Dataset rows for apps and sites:
%%

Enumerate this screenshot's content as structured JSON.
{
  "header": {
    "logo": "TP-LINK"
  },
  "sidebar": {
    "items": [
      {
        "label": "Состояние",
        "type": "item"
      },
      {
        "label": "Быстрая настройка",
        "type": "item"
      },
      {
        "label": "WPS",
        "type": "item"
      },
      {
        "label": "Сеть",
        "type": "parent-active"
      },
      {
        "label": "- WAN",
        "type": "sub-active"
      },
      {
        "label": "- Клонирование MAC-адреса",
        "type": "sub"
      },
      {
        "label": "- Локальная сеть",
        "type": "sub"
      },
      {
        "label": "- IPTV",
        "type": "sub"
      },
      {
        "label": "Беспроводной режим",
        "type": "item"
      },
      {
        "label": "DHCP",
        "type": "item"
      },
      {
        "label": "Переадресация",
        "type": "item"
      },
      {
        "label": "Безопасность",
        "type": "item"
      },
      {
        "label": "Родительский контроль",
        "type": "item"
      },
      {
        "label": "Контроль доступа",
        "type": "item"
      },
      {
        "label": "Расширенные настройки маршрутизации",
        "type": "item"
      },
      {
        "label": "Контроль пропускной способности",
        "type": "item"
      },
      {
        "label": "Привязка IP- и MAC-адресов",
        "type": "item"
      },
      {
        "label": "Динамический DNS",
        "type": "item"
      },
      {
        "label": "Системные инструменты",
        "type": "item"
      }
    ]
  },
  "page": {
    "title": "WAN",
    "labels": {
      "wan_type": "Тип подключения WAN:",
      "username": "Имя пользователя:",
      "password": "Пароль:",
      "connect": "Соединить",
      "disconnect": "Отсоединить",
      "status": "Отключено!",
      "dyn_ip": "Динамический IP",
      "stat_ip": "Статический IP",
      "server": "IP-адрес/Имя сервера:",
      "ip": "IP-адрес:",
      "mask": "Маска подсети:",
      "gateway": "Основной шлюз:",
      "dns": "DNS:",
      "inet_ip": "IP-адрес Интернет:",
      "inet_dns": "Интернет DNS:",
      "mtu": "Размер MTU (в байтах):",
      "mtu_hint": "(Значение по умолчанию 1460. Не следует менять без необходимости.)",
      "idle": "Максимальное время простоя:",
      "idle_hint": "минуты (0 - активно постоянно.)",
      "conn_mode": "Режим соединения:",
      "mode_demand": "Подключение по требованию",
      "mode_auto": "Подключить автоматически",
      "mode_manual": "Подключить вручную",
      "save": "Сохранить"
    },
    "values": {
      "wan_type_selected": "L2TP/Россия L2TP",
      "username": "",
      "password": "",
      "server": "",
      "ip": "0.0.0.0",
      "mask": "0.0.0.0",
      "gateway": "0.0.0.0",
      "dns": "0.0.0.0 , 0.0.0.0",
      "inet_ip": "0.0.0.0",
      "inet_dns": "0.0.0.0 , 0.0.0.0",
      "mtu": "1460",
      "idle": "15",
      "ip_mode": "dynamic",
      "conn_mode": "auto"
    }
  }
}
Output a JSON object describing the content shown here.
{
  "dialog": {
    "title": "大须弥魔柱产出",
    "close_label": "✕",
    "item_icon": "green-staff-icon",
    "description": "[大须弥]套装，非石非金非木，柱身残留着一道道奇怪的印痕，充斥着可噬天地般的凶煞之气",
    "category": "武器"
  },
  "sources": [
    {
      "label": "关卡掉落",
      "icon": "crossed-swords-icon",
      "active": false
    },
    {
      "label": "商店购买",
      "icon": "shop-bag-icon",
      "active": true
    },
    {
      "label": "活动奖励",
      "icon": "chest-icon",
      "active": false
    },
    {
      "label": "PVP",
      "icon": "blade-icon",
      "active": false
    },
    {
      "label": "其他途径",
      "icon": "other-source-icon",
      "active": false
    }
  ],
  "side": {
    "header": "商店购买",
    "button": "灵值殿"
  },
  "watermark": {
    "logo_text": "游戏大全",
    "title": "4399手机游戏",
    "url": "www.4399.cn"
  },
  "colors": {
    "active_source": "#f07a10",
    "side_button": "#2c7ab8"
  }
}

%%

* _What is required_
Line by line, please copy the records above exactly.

* _Answer section_
Enumerate this screenshot's content as structured JSON.
{
  "header": {
    "logo": "TP-LINK"
  },
  "sidebar": {
    "items": [
      {
        "label": "Состояние",
        "type": "item"
      },
      {
        "label": "Быстрая настройка",
        "type": "item"
      },
      {
        "label": "WPS",
        "type": "item"
      },
      {
        "label": "Сеть",
        "type": "parent-active"
      },
      {
        "label": "- WAN",
        "type": "sub-active"
      },
      {
        "label": "- Клонирование MAC-адреса",
        "type": "sub"
      },
      {
        "label": "- Локальная сеть",
        "type": "sub"
      },
      {
        "label": "- IPTV",
        "type": "sub"
      },
      {
        "label": "Беспроводной режим",
        "type": "item"
      },
      {
        "label": "DHCP",
        "type": "item"
      },
      {
        "label": "Переадресация",
        "type": "item"
      },
      {
        "label": "Безопасность",
        "type": "item"
      },
      {
        "label": "Родительский контроль",
        "type": "item"
      },
      {
        "label": "Контроль доступа",
        "type": "item"
      },
      {
        "label": "Расширенные настройки маршрутизации",
        "type": "item"
      },
      {
        "label": "Контроль пропускной способности",
        "type": "item"
      },
      {
        "label": "Привязка IP- и MAC-адресов",
        "type": "item"
      },
      {
        "label": "Динамический DNS",
        "type": "item"
      },
      {
        "label": "Системные инструменты",
        "type": "item"
      }
    ]
  },
  "page": {
    "title": "WAN",
    "labels": {
      "wan_type": "Тип подключения WAN:",
      "username": "Имя пользователя:",
      "password": "Пароль:",
      "connect": "Соединить",
      "disconnect": "Отсоединить",
      "status": "Отключено!",
      "dyn_ip": "Динамический IP",
      "stat_ip": "Статический IP",
      "server": "IP-адрес/Имя сервера:",
      "ip": "IP-адрес:",
      "mask": "Маска подсети:",
      "gateway": "Основной шлюз:",
      "dns": "DNS:",
      "inet_ip": "IP-адрес Интернет:",
      "inet_dns": "Интернет DNS:",
      "mtu": "Размер MTU (в байтах):",
      "mtu_hint": "(Значение по умолчанию 1460. Не следует менять без необходимости.)",
      "idle": "Максимальное время простоя:",
      "idle_hint": "минуты (0 - активно постоянно.)",
      "conn_mode": "Режим соединения:",
      "mode_demand": "Подключение по требованию",
      "mode_auto": "Подключить автоматически",
      "mode_manual": "Подключить вручную",
      "save": "Сохранить"
    },
    "values": {
      "wan_type_selected": "L2TP/Россия L2TP",
      "username": "",
      "password": "",
      "server": "",
      "ip": "0.0.0.0",
      "mask": "0.0.0.0",
      "gateway": "0.0.0.0",
      "dns": "0.0.0.0 , 0.0.0.0",
      "inet_ip": "0.0.0.0",
      "inet_dns": "0.0.0.0 , 0.0.0.0",
      "mtu": "1460",
      "idle": "15",
      "ip_mode": "dynamic",
      "conn_mode": "auto"
    }
  }
}
Output a JSON object describing the content shown here.
{
  "dialog": {
    "title": "大须弥魔柱产出",
    "close_label": "✕",
    "item_icon": "green-staff-icon",
    "description": "[大须弥]套装，非石非金非木，柱身残留着一道道奇怪的印痕，充斥着可噬天地般的凶煞之气",
    "category": "武器"
  },
  "sources": [
    {
      "label": "关卡掉落",
      "icon": "crossed-swords-icon",
      "active": false
    },
    {
      "label": "商店购买",
      "icon": "shop-bag-icon",
      "active": true
    },
    {
      "label": "活动奖励",
      "icon": "chest-icon",
      "active": false
    },
    {
      "label": "PVP",
      "icon": "blade-icon",
      "active": false
    },
    {
      "label": "其他途径",
      "icon": "other-source-icon",
      "active": false
    }
  ],
  "side": {
    "header": "商店购买",
    "button": "灵值殿"
  },
  "watermark": {
    "logo_text": "游戏大全",
    "title": "4399手机游戏",
    "url": "www.4399.cn"
  },
  "colors": {
    "active_source": "#f07a10",
    "side_button": "#2c7ab8"
  }
}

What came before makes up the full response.